The online version of the triple combination in Tongan includes footnotes, maps, and photographs and allows the reader to mark the scriptures and perform key word searches.

Tongan is the 13th language to be added to the Church’s scriptures Web site.

Book of Mormon Published in Guarani

In April 2009, the First Presidency announced the publication of the Book of Mormon in Guarani, a dialect spoken mainly in Paraguay. This full translation of the Book of Mormon replaces the edition of Book of Mormon Selections that has been available since 1982.

The full Book of Mormon is currently published in 82 languages. Book of Mormon Selections is available in another 25 languages.

Comment

Excited About Conference

We gained so many wonderful ideas from “Preparing Our Children for General Conference” in the March 2009 Ensign (p. 23). Our children were excited to listen to conference and listened more intently than ever before. We are now reading the conference talks during family home evening as the article also suggested and have had more attentiveness and willingness to participate than at any other time. Thank you so much for these great suggestions.

Nancy Nichols

Utah, USA

A Thoughtful Article

I experienced a miracle as I turned to page 68 of the April Ensign. I had always thought that you really didn’t have much control over the thoughts that come to your mind. As years went by, bad thoughts seemed to trouble me more and more. I prayed earnestly, but the thoughts didn’t go away. I figured I must be a bad person, even though I read my scriptures regularly and served in the Church. When I read the article “Think About What You Are Thinking About,” I felt my prayers were being answered by every word. I feel closer to my Heavenly Father. I know now how you can change your thoughts. Thank you!

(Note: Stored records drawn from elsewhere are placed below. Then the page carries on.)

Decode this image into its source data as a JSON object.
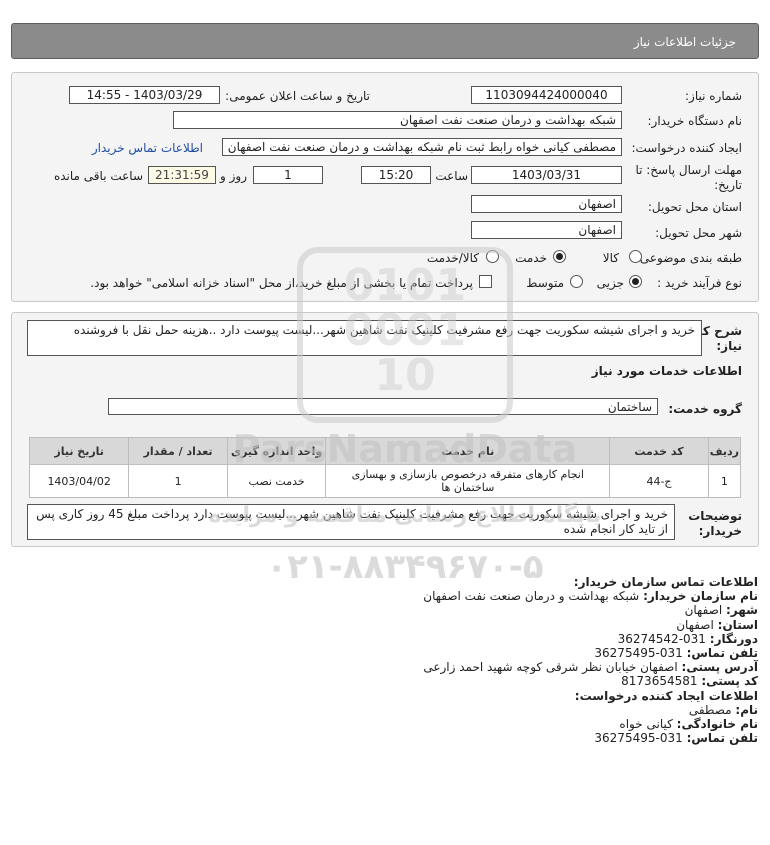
{
  "page_title": "جزئیات اطلاعات نیاز",
  "form": {
    "need_number_label": "شماره نیاز:",
    "need_number": "1103094424000040",
    "announce_label": "تاریخ و ساعت اعلان عمومی:",
    "announce_value": "1403/03/29 - 14:55",
    "buyer_org_label": "نام دستگاه خریدار:",
    "buyer_org": "شبکه بهداشت و درمان صنعت نفت اصفهان",
    "creator_label": "ایجاد کننده درخواست:",
    "creator": "مصطفی کیانی خواه رابط ثبت نام شبکه بهداشت و درمان صنعت نفت اصفهان",
    "contact_link": "اطلاعات تماس خریدار",
    "deadline_label_1": "مهلت ارسال پاسخ: تا",
    "deadline_label_2": "تاریخ:",
    "deadline_date": "1403/03/31",
    "time_label": "ساعت",
    "deadline_time": "15:20",
    "days_value": "1",
    "days_label": "روز و",
    "remaining_time": "21:31:59",
    "remaining_label": "ساعت باقی مانده",
    "province_label": "استان محل تحویل:",
    "province": "اصفهان",
    "city_label": "شهر محل تحویل:",
    "city": "اصفهان",
    "category_label": "طبقه بندی موضوعی:",
    "category_options": [
      "کالا",
      "خدمت",
      "کالا/خدمت"
    ],
    "category_selected": "خدمت",
    "process_label": "نوع فرآیند خرید :",
    "process_options": [
      "جزیی",
      "متوسط"
    ],
    "process_selected": "جزیی",
    "payment_note": "پرداخت تمام یا بخشی از مبلغ خرید،از محل \"اسناد خزانه اسلامی\" خواهد بود."
  },
  "description": {
    "label_1": "شرح کلی",
    "label_2": "نیاز:",
    "text": "خرید و اجرای شیشه سکوریت جهت رفع مشرفیت کلینیک نفت شاهین شهر...لیست پیوست دارد ..هزینه حمل نقل با فروشنده"
  },
  "services": {
    "heading": "اطلاعات خدمات مورد نیاز",
    "group_label": "گروه خدمت:",
    "group_value": "ساختمان",
    "columns": [
      "ردیف",
      "کد خدمت",
      "نام خدمت",
      "واحد اندازه گیری",
      "تعداد / مقدار",
      "تاریخ نیاز"
    ],
    "rows": [
      [
        "1",
        "ج-44",
        "انجام کارهای متفرقه درخصوص بازسازی و بهسازی ساختمان ها",
        "خدمت نصب",
        "1",
        "1403/04/02"
      ]
    ]
  },
  "buyer_notes": {
    "label_1": "توضیحات",
    "label_2": "خریدار:",
    "text": "خرید و اجرای شیشه سکوریت جهت رفع مشرفیت کلینیک نفت شاهین شهر...لیست پیوست دارد پرداخت مبلغ 45 روز کاری پس از تاید کار انجام شده"
  },
  "contact": {
    "heading": "اطلاعات تماس سازمان خریدار:",
    "org_label": "نام سازمان خریدار:",
    "org": "شبکه بهداشت و درمان صنعت نفت اصفهان",
    "city_label": "شهر:",
    "city": "اصفهان",
    "province_label": "استان:",
    "province": "اصفهان",
    "fax_label": "دورنگار:",
    "fax": "031-36274542",
    "phone_label": "تلفن تماس:",
    "phone": "031-36275495",
    "address_label": "آدرس پستی:",
    "address": "اصفهان خیابان نظر شرقی کوچه شهید احمد زارعی",
    "postal_label": "کد پستی:",
    "postal": "8173654581",
    "creator_heading": "اطلاعات ایجاد کننده درخواست:",
    "name_label": "نام:",
    "name": "مصطفی",
    "family_label": "نام خانوادگی:",
    "family": "کیانی خواه",
    "creator_phone_label": "تلفن تماس:",
    "creator_phone": "031-36275495"
  },
  "watermark": {
    "brand": "ParsNamadData",
    "tagline": "پایگاه اطلاع رسانی مناقصه و مزایده",
    "phone": "۰۲۱-۸۸۳۴۹۶۷۰-۵"
  }
}
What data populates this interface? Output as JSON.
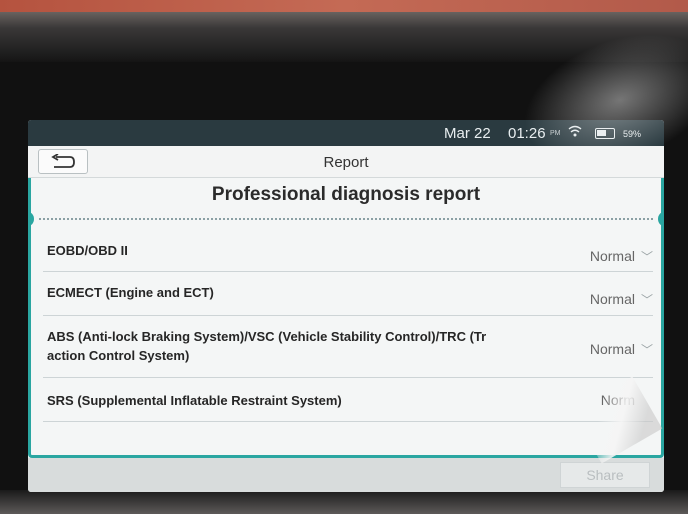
{
  "status_bar": {
    "date": "Mar 22",
    "time": "01:26",
    "ampm": "PM",
    "battery": "59%"
  },
  "title_bar": {
    "title": "Report"
  },
  "report": {
    "heading": "Professional diagnosis report",
    "rows": [
      {
        "label": "EOBD/OBD II",
        "status": "Normal"
      },
      {
        "label": "ECMECT (Engine and ECT)",
        "status": "Normal"
      },
      {
        "label_line1": "ABS (Anti-lock Braking System)/VSC (Vehicle Stability Control)/TRC (Tr",
        "label_line2": "action Control System)",
        "status": "Normal"
      },
      {
        "label": "SRS (Supplemental Inflatable Restraint System)",
        "status": "Norm"
      }
    ]
  },
  "bottom_bar": {
    "share_label": "Share"
  },
  "colors": {
    "accent": "#2aa6a1",
    "status_bar_bg": "#2a3a40"
  }
}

Name Withheld

Addiction Recovery

I was so grateful to see the wonderful article, “Addiction Recovery: Healing One Step at a Time,” in the June 2009 Ensign (p. 60).

I am the facilitator for one of the addiction recovery groups here in Santa Rosa, California. We find many people do not respond to the word addict and do not believe this program is for them. Your covering the wide scope of the addiction recovery program will perhaps help them open their hearts to trying the program, leading to the healing of themselves and their families.

Lynn

California, USA